“Hey Mon, Would you like to see my jewelry?”
A: “No, I’m all set.”
The cottage industry, Roaming Beach Vendors, aka, the band of people who stroll the resort sands past the chaise lounges of relaxing tourists perched under the midday sun, deserves the respect it never gets. Find a country, island, beach cove, or open expanse of seashore and you will experience the creativity of the entrepreneur. Free trade is a curious thing. Put it on the internet and (if legal) it is a normal part of our culture. Put it on the beach during the primetime of your well-deserved vacation, and something changes.

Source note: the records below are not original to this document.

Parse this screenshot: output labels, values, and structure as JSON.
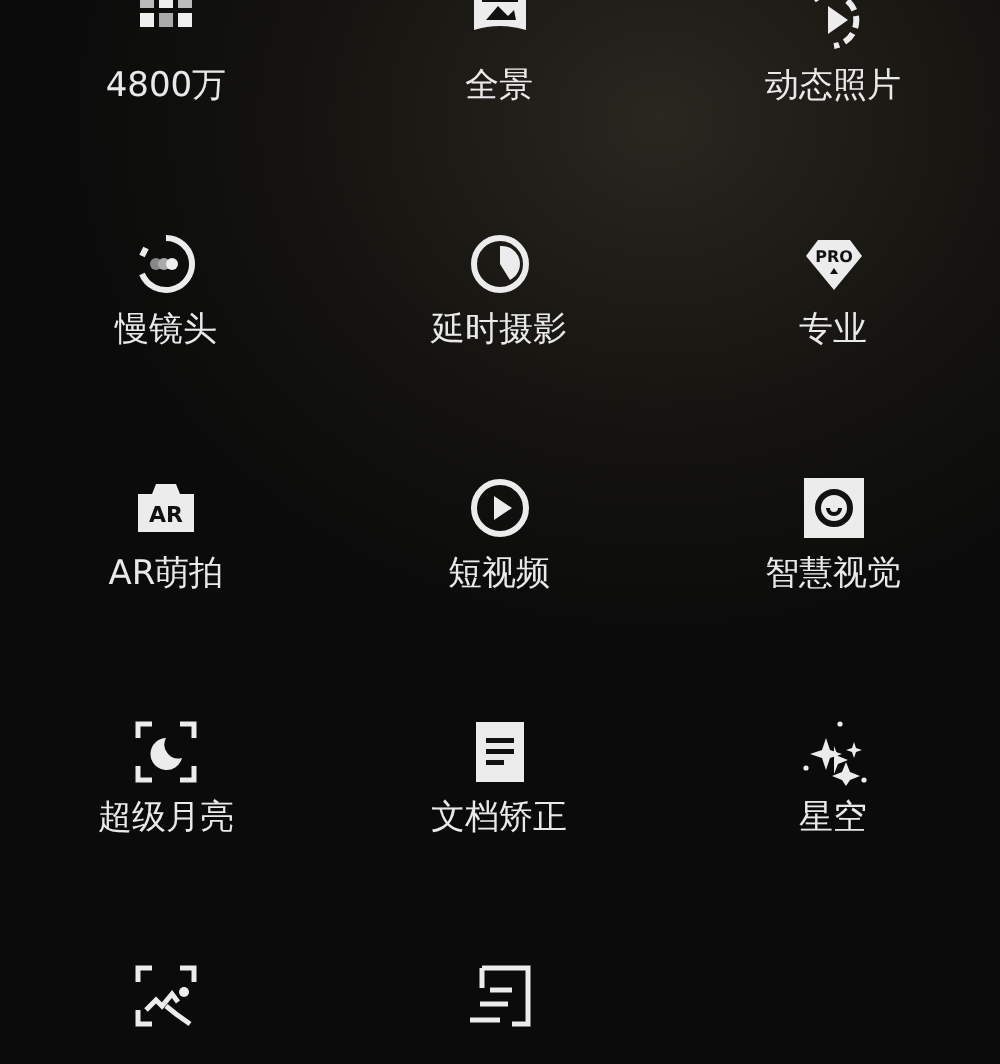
{
  "modes": [
    {
      "kind": "labeled",
      "label": "4800万"
    },
    {
      "kind": "labeled",
      "label": "全景"
    },
    {
      "kind": "labeled",
      "label": "动态照片"
    },
    {
      "kind": "labeled",
      "label": "慢镜头"
    },
    {
      "kind": "labeled",
      "label": "延时摄影"
    },
    {
      "kind": "labeled",
      "label": "专业",
      "icon_text": "PRO"
    },
    {
      "kind": "labeled",
      "label": "AR萌拍",
      "icon_text": "AR"
    },
    {
      "kind": "labeled",
      "label": "短视频"
    },
    {
      "kind": "labeled",
      "label": "智慧视觉"
    },
    {
      "kind": "labeled",
      "label": "超级月亮"
    },
    {
      "kind": "labeled",
      "label": "文档矫正"
    },
    {
      "kind": "labeled",
      "label": "星空"
    },
    {
      "kind": "icon_only"
    },
    {
      "kind": "icon_only"
    }
  ]
}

The West Indies Islands are remarkable in creativity from the local merchant, homeopathic herbalist attendant, masseuse, artist, watersports sales agent, food vendor/cook, and brownie salesman. Oh, did I mention wood-carver? Not only have I been engaged by one of these energetic trades, but I have searched them out in various lands. Fondly, the strong palms of the Thai masseuse, clad in white linen, head to toe, with that genuine smile, remains in my memory. On a chaise under an umbrella steps from the lapping waters on the salty shore is the perfect place for the back and shoulder rub down in the fifty or so minutes. What value, too. And, there’s more. Who might pass up the opportunity to listen to the comical stories of the beach comic, as he tries out a string of his latest jokes on the sunning tourists. Shouldn’t that act be worth a few shekels ? Many of my beach vendor friends have many jobs. Take my comic friend, ” the Mighty Bassman”, as his real job is to pace the full several miles of beach promoting with a bullhorn the merits of attending the nightclub /beach bar for that evening. ” It’s going to be Hot, Hot, Hot! Come to the Party at Alfred’s Bar. Remember, Ladies are alway free! Hot, Hot, Hot.”
It is hard work, as the Jamaicans call it: Hustlers or Chiselers. I am certain the downturn of the North American/ European economy has touched the livelihood of many of the vendors. From firsthand experience, I have seen the numbers of unused beads amass in the hands of the hair-braiding ladies. Fewer little corn-rowed children roam the classrooms after vacation week. Belt-tightening certainly affects all the vendors. Music prevails on the beach, as the creativity of these local artist come through. Put three guys with dreadlocks, Hawaiian shirts, an aged tambourine, Guitar and old bass fiddle in front of you, playing a Bob Marley song. As the bass fiddle is held together with ducktape, and the songs are in key, I open my wallet. These artists become my regulars, or I, theirs. I may be easy, but I like it. Perhaps, I may be convinced to begin a foundation for the advancement of beach vendors, or to establish the Beach Vendor Senior Citizen Home. In any case, I have grown with the beach vendors, heard their stories, watched them age, and have seen some leave us, like BanjoMan.
Negril Beach is seven miles long and the best beach in Jamaica. BanjoMan would begin his day on one end and finish the full distance and return at day’s end. All was under the hot sun. He weighed a mere 140 pounds and wore khaki shirt and pants, a floppy straw hat and carried that ole -timey four string banjo, on bare feet. I could guest that I first met him at his age seventy. He lacked several teeth; top and bottom. He could play and he could sing. BanjoMan wasn’t much of a talker, but I think it was his humility. He could play:” The Harder they come, the harder they fall” and all the others. The beach vendors mostly adored him, as I did. One season BanjoMan hung up his instrument for all time.
Who invented Aloe? Yuck, these beach vendors roam the sands with aloe fronds in hand, looking for hapless idiots to smear a substance of rubber cement on those bodies. The goop is sticky, yes, can’t wash off and will stain your favorite “T”-shirt. Then, they want you to give them money? No thank you. Then I think: ” I just don’t get it”, as the cardboard box on the beach vendors head is full of little reef fish. They are all beautiful in color; sargent majors, parrot fish, tiny grey angel fish. Tourist do not buy fish on the beach. Every week he fishes and offers his catch. He is still in business.
See, the All Inclusive Resort Business on many West Indies Islands has put a dagger in the hearts of these vendors. Guests do not bring money to the chaise lounges at water’s edge. One price and then the package is sealed. I say, that you need to bring those dollars. Buy that coconut palm hat that you will alway wear. Go parasailing several times. Bring home those Flip Flops. Have them sing out for you: “Feeling Hot, Hot, Hot”. And, support your Beach Vendor. You will be glad you did. Thank you.